The album kicks off to a strong start with, “See You Through My Eyes.” It begins with a trail of vocals leading into a full-out harmonization, sounding something like a lullaby. After the first verse, a heavy beat picks up the rhythm and the song evolves from a lullaby to a campfire tune. This song tells the story of a common struggle: Insecurity. Sometimes it’s hard for someone to see their own beauty even when those around them notice it. The group convey this perfectly through the lyric, “until you learn to love yourself the door is locked to someone else.”  

“Honey Bee,” the fourth song on the track-listing begins with a contemporary piano ballad that paves the way for upcoming soul-soothing vocals. The song is an on-going hand-off between vocalist Charity Rose-Thielen and the piano. “Honeybee” reflects on the idea of living the end of your life with some regret. Whether this be not traveling enough or even taking those you love most for granted. They end the song with the engraving verse, “I took your love and I bent all the rules; you took the blow and didn’t let it show, stuck around to let me know, and Built a family of our own.”  

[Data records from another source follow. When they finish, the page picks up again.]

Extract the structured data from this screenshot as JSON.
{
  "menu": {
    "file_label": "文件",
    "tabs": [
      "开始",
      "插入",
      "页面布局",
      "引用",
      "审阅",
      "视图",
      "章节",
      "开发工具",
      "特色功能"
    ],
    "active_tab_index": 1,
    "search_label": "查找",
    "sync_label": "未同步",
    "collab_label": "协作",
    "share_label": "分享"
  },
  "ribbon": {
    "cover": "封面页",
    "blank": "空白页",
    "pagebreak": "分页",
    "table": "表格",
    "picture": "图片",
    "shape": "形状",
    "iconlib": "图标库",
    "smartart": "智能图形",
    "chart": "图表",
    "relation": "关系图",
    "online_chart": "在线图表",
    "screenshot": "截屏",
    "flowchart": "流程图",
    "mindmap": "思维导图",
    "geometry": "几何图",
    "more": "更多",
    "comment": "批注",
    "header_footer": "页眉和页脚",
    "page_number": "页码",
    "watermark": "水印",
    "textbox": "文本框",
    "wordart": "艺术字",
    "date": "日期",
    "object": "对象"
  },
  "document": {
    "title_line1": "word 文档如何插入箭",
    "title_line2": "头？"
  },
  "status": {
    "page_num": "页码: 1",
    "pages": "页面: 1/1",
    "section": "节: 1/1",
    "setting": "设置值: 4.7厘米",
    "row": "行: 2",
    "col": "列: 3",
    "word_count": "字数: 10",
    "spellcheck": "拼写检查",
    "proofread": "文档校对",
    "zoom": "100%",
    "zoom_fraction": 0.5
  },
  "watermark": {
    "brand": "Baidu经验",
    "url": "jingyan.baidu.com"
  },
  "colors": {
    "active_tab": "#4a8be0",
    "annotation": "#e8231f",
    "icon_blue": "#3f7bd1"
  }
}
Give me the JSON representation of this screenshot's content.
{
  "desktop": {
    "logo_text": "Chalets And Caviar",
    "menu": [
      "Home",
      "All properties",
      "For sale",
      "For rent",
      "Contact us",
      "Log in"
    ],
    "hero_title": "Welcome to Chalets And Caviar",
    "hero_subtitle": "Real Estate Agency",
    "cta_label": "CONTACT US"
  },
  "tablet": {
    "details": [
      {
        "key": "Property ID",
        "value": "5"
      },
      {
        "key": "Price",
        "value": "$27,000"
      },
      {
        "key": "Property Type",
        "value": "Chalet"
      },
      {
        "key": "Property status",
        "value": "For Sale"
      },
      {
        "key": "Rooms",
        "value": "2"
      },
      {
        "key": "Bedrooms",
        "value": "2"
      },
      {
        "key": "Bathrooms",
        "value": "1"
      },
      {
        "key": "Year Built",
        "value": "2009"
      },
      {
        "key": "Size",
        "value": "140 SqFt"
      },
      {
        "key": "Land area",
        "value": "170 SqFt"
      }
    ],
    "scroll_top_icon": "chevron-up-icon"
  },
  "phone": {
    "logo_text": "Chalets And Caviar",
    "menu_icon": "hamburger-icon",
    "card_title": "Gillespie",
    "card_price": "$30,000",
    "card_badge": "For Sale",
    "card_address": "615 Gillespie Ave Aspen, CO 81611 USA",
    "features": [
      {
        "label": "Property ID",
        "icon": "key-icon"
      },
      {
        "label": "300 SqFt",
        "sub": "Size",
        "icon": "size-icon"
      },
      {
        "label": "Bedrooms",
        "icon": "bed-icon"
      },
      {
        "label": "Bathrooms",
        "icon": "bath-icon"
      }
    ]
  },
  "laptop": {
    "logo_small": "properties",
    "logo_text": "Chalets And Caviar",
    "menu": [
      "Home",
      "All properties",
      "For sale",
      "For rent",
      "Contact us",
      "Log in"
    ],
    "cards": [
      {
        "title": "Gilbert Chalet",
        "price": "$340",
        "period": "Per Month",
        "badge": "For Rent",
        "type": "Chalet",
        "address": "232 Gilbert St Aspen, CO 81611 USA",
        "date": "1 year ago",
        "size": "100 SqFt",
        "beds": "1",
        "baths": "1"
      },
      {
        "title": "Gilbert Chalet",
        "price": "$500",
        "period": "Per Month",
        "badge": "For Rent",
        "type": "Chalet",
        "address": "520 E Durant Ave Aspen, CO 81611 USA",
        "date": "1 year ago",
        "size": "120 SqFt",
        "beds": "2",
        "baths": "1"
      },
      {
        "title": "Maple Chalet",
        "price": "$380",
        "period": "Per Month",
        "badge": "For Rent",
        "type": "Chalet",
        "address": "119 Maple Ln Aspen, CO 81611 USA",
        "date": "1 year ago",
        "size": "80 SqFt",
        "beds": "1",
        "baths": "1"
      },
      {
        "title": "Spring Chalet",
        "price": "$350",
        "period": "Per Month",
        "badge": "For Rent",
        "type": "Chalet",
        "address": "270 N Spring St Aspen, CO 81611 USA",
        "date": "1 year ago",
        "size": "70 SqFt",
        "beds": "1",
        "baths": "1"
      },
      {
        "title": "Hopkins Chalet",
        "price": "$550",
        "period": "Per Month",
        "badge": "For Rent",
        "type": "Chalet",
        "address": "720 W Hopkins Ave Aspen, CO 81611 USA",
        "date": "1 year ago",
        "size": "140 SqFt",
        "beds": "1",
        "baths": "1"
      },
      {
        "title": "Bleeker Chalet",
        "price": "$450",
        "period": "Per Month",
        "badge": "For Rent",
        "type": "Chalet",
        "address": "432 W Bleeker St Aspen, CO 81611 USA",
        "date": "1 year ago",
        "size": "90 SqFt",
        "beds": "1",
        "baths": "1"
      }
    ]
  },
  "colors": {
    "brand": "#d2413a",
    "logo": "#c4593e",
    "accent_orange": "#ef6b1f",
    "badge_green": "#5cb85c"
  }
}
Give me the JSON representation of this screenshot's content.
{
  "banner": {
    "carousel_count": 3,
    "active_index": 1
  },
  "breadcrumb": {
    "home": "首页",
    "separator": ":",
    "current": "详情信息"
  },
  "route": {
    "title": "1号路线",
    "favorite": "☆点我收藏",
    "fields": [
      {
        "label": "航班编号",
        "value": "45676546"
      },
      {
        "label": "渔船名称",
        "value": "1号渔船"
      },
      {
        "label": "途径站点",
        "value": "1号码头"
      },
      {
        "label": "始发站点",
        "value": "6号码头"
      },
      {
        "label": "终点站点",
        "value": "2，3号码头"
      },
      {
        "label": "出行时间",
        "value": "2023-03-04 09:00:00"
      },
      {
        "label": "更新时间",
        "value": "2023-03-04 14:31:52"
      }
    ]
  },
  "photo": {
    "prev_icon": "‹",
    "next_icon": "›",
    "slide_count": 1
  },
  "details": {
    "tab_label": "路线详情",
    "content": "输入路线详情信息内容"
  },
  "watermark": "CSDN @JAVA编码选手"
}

The positive introspective vibe that the group is most known for radiates through the entire album up until the last song, “The Glory of Music.” The campfire theme is entirely lost once this love song begins. Vocalist Jonathan Russell’s voice powers over the timid strumming of an acoustic guitar and this is where the song drifts into a folky ballad. The Head and the Heart excel at creating their own sound, but this track sounds like it was heavily influenced by The Lumineers. This isn’t a bad thing though, in fact, I think this is an excellent way of concluding their fourth album. The final lyrics, “But I can’t stand around while they’re putting us down, you know everyone deserves a fair fight, and it’s coming around, it’s coming around” are impacting and promising.  

I think Chris Zasche said it best when he referred to the album as a “rebirth.” Yes, the group’s instrumentation heavily mimics their previous albums, but the lyrics have more meaning in this album. Every song has a message here, and I think that really is the Glory of Music. The Head and the Heart’s story-telling skills have improved drastically, and Living Marriage is living proof of that.